GOAL OF THE EXERCISE:
Note each line of the listing that contains the string "arrow", and copy it.

────────────────

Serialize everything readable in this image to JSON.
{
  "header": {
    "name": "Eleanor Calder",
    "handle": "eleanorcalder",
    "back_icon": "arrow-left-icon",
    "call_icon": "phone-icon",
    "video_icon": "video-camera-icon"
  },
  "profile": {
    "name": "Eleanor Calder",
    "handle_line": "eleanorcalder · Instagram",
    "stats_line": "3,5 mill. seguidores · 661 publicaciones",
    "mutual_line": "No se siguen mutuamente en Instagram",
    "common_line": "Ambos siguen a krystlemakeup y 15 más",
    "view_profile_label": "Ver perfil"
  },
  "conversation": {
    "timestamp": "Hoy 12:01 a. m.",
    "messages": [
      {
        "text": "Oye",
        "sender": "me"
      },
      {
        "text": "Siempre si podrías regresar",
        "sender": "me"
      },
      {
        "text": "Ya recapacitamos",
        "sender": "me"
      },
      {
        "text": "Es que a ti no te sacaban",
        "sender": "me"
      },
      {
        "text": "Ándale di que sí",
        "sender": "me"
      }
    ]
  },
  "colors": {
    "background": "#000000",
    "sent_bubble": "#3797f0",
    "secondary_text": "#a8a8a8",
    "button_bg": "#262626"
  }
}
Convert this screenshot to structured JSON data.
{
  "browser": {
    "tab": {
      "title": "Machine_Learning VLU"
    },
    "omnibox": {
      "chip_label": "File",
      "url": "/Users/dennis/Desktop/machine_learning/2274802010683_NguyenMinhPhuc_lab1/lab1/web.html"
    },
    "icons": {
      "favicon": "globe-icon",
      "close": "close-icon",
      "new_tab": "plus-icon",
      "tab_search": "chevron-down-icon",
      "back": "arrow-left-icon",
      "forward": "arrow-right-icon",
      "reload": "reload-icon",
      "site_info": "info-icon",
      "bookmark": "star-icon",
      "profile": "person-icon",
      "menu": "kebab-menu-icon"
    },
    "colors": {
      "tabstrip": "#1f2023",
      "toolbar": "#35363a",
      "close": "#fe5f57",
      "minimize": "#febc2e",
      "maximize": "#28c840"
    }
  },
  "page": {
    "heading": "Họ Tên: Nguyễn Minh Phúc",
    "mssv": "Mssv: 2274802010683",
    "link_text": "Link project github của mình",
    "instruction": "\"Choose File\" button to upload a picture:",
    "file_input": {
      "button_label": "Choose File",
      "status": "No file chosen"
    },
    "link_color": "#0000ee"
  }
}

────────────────

RESPONSE AREA:
    "back_icon": "arrow-left-icon",
      "back": "arrow-left-icon",
      "forward": "arrow-right-icon",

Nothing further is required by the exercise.